With a dismal 2013 football season in the rear view mirror for the Temple Owls, who finished 2-10 overall and 1-7 in the new American Athletic Conference, there are still quite a few issues that face the Owls football team.

As coach Matt Rhule enters his second season at the helm, his staff needs to focus on the issue of their poor defensive backs as well as an unreliable kicker. Six of Temple’s ten losses came late in the game, losing by only a touchdown or less.

The Owls’ defensive backs became lackadaisical and would ultimately give the opposing team big yardage when the game mattered most.

The most devastating loss for the Owls and their defensive backs was versus  #17 in the country, the University of Central Florida. Quarterback Blake Bortles found wide receiver Rannell Hall for a 64-yard completion with just 28 seconds left to secure a game-winning field goal for UCF.

Temple’s defensive coordinator Phil Snow should consider shifting his defense to a 3-4 style. This would give the Owls four linebackers and four defensive backs in the secondary to help with speedy wide receivers. 

The help by the strong and free safeties would be crucial late in games when Temple seems to struggle the most.

In regards to the issue of poor kicking for the Owls, coach Rhule needs to sit down with kickers Nick Visco and Jim Cooper, who will both be sophomores next year. The coach needs to let them know that if they want to keep their positions, they need to prove it.

Visco, who came in when the struggles of Cooper continued early in the season, missed 3 PATs and 2 FG’s, both within the 20-29 yard range. Cooper missed 2 PATs and all 3 of his FG attempts, ultimately reducing his role to strictly the kickoff man.

Cooper, who fared well in high school as a kicker, needs to prove to coach Rhule that last season was a fluke and he can handle the pressures of being a college football kicker, or he can find himself sticking to being the one designated for kickoffs.

An issue that has popped up for the Owls football team that does not involve a player or coach necessarily is that of funds for the Temple football team.

Temple plays their home games at Lincoln Financial Field, home of the NFL’s Philadelphia Eagles. Temple University pays around $1 million to play their home games there. The issue is that since Temple is paying this much and the team is not performing to their expectation, this causes the school to lose money which contributed to cutting 7 sport teams.

What should be done, until Temple can prove to be a top team in their conference, is move out of the Linc to save money for the university and recruit more talented players. President Neil Theobald has mentioned to play home games at Penn’s Franklin Field to start saving some money, which I believe is a good idea for the team until they can prove it is worth $1 million dollars for the university to dish out.

  • ohiopreps

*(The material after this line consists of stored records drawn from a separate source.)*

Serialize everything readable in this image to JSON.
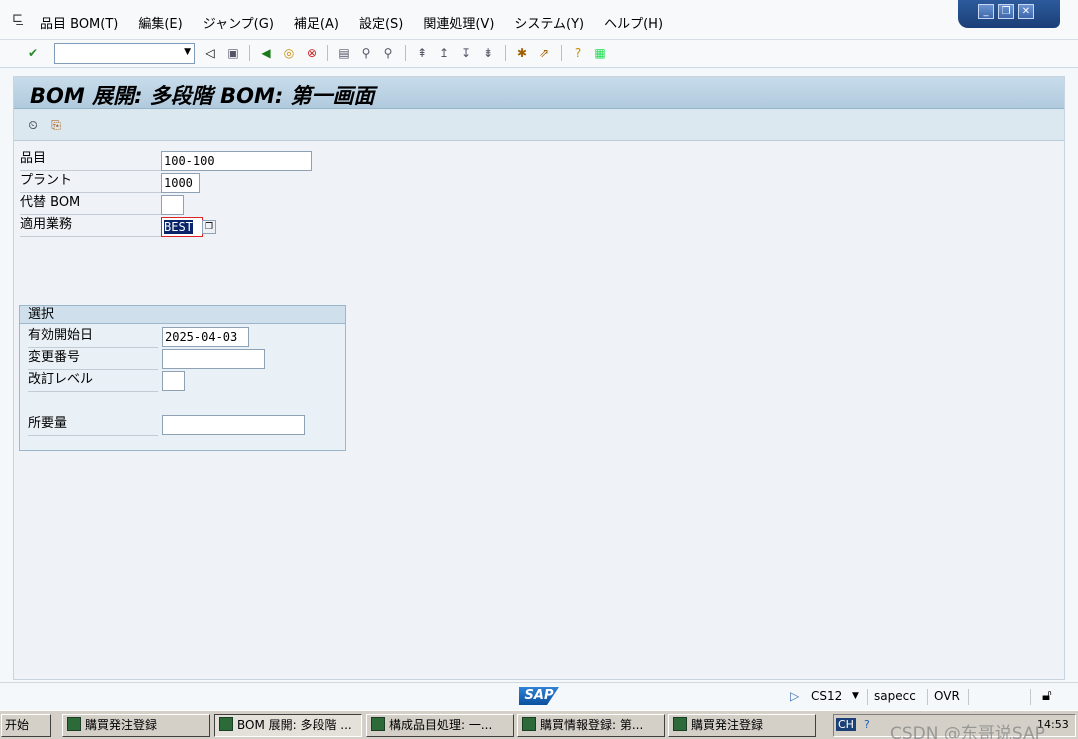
{
  "menu": {
    "items": [
      "品目 BOM(T)",
      "編集(E)",
      "ジャンプ(G)",
      "補足(A)",
      "設定(S)",
      "関連処理(V)",
      "システム(Y)",
      "ヘルプ(H)"
    ]
  },
  "window_controls": {
    "minimize": "_",
    "restore": "❐",
    "close": "✕"
  },
  "toolbar": {
    "okcode_value": ""
  },
  "screen": {
    "title": "BOM 展開: 多段階 BOM: 第一画面"
  },
  "fields": {
    "material": {
      "label": "品目",
      "value": "100-100"
    },
    "plant": {
      "label": "プラント",
      "value": "1000"
    },
    "alt_bom": {
      "label": "代替 BOM",
      "value": ""
    },
    "bom_app": {
      "label": "適用業務",
      "value": "BEST"
    }
  },
  "selection": {
    "title": "選択",
    "valid_from": {
      "label": "有効開始日",
      "value": "2025-04-03"
    },
    "change_number": {
      "label": "変更番号",
      "value": ""
    },
    "revision_level": {
      "label": "改訂レベル",
      "value": ""
    },
    "required_qty": {
      "label": "所要量",
      "value": ""
    }
  },
  "status": {
    "logo": "SAP",
    "transaction": "CS12",
    "server": "sapecc",
    "mode": "OVR"
  },
  "taskbar": {
    "start": "开始",
    "tasks": [
      "購買発注登録",
      "BOM 展開: 多段階 ...",
      "構成品目処理: 一...",
      "購買情報登録: 第...",
      "購買発注登録"
    ],
    "tray": {
      "lang": "CH",
      "clock": "14:53"
    },
    "watermark": "CSDN @东哥说SAP"
  }
}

    First of all, Franklin Field is not an option since the AAC, the conference Temple plays in, would never approve of another team (Penn) controlling Saturday dates. That’s the reason Temple got kicked out of the Big East in the first place.

  • ohiopreps

    How does moving out of a stadium that only charges $1 million a year (not game) presumably to a new stadium that costs $300 million “save money” for Temple? It would take Temple 300 years to make up that difference. Temple would actually be “saving money” by staying in the Linc, not moving out.
    _ Jeff L.